“I now also read responsible conservative journalists and I am learning from them.” (blue)
We shared a concern about the influences of globalism and technocratic elites. “The corporations are calling the shots, not the elitist Democrats.” (red) “The loss of decent jobs, income inequality, and the rise of the technocratic elite are fundamental problems.” (blue)
We share discomfort with identity politics or political correctness. “When I am with Democrats who bash Trump voters, I find myself defending Trump voters.” (blue)
We share a belief that the federal government needs to provide regulations and oversight to insure our economic wellbeing. “Even enterprise can go asunder and needs some government supervision. Government supervision is needed at the federal level.”
We share a concern about moral decline and changing norms. “I think free speech is under attack in this country and I’m horrified by it.” (red)
“We need to encourage people to take care of themselves.” (red)
Differences Are Not All Bad
Finally, we realized the value to our country of our differences as well as our commonalities.
“Putting down Republicans concerns me because our founding fathers wanted us to have opposing views. It’s ok that they think differently.” (blue)
“I defended that flag so that everyone could believe the way they want to believe and live free.” (red)
“We all have the same destination and we’re just taking separate paths.”
“We are built to think differently; it’s in our DNA.”
We Can Do This
Perhaps the most important take-away of all was our ability to be with and listen to one another.
“We can have dialogue without calling names.”
“Common ground exists; compromise is attainable.”
“Just because I disagree with you does not mean you’re a bad person.”
“It’s important that we all came together to learn why we disagree and maybe we can leave here and forge friendships, listening to others and not forcing or making others change based on my view.”
“People are afraid of losing what we think America is about.”
“I now feel less afraid of those who disagree with me politically.”
“People here were pretty darn respectful of each other; that’s not always my experience, especially on social media.”
“There are really great people that I disagree with.”
“I’m encouraged by how well we listened.”
“I’m convinced it’s possible to have a positive, constructive dialogue; sometimes semantics get in the way.”
“I want to try to find ways to make things better here.”

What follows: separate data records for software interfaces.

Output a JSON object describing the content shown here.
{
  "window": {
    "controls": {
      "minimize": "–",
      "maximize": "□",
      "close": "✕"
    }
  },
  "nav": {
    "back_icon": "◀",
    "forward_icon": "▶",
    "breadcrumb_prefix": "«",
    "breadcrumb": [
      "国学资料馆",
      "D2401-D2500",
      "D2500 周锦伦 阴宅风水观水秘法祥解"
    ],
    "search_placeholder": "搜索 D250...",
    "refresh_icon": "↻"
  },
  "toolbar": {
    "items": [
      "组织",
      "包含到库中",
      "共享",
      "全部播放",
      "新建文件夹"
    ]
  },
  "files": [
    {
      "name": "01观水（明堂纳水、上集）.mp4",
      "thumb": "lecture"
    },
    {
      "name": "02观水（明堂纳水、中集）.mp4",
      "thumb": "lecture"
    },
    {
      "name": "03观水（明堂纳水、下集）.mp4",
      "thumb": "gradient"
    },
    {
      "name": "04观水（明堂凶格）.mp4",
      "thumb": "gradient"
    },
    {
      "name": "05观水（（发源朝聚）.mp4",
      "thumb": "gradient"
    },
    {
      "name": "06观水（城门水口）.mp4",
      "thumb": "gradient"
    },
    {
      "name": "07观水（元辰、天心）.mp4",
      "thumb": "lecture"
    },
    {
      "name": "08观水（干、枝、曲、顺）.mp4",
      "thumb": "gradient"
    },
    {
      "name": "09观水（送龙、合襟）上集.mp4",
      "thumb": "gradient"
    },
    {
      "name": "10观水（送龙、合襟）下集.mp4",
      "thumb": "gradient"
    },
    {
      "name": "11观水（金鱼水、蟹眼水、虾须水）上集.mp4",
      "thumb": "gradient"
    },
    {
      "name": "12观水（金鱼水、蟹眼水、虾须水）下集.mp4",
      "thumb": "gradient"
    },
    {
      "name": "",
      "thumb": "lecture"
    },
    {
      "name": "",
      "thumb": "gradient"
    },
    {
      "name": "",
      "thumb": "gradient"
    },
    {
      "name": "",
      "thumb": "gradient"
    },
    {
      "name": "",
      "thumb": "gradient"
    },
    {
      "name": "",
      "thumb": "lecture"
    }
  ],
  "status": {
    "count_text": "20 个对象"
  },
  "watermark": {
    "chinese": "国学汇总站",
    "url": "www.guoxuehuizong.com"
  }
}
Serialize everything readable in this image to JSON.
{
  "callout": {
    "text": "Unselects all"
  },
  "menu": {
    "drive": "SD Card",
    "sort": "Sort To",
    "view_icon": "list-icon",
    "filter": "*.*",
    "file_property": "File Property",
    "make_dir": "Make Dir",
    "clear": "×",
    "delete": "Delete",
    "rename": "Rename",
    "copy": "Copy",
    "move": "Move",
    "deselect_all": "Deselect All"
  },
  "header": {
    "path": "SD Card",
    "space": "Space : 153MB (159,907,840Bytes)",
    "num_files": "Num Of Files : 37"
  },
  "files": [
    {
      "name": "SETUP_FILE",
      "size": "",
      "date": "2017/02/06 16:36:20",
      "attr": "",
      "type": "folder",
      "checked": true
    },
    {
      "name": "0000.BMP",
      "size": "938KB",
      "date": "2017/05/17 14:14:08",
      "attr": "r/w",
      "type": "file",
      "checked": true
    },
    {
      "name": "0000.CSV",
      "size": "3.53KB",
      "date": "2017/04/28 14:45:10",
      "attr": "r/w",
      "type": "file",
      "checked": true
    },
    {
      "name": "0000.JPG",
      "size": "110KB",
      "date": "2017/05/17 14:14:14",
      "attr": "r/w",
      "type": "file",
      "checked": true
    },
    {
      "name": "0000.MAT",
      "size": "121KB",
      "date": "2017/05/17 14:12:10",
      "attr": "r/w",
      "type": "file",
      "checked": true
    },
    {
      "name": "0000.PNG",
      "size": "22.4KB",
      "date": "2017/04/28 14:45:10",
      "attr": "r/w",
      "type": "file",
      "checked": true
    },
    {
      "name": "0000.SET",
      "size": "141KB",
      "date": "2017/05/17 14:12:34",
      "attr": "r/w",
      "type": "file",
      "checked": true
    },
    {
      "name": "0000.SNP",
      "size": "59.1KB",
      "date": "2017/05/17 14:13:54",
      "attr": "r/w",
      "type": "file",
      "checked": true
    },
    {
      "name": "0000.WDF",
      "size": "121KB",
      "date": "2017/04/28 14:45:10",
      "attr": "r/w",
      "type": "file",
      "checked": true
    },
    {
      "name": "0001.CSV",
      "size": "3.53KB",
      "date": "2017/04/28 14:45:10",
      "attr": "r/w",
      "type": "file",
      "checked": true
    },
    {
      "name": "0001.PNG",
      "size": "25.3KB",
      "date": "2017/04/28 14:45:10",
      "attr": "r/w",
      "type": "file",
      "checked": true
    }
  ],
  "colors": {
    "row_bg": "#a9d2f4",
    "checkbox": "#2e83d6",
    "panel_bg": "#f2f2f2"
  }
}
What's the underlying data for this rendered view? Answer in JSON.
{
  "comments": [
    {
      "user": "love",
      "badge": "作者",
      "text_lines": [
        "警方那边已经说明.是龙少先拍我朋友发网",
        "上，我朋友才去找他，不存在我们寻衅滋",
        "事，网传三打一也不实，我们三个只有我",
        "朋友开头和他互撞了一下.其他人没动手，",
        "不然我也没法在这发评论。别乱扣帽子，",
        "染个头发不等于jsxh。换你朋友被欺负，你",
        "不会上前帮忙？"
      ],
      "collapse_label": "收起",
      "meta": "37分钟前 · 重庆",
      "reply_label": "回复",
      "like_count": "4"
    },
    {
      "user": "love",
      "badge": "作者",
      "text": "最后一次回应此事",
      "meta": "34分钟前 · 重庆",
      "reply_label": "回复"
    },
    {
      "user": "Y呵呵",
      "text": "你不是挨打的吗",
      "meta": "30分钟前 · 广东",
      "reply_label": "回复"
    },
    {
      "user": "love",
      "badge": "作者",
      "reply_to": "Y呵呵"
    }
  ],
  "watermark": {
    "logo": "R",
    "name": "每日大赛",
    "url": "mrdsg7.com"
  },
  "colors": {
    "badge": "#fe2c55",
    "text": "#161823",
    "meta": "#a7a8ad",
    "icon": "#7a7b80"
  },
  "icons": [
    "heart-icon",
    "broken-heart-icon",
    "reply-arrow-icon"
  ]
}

“We’re the ones that have to bring us back together.”
For more information, please contact Shanna Ratner at email@example.com or Better Angels at firstname.lastname@example.org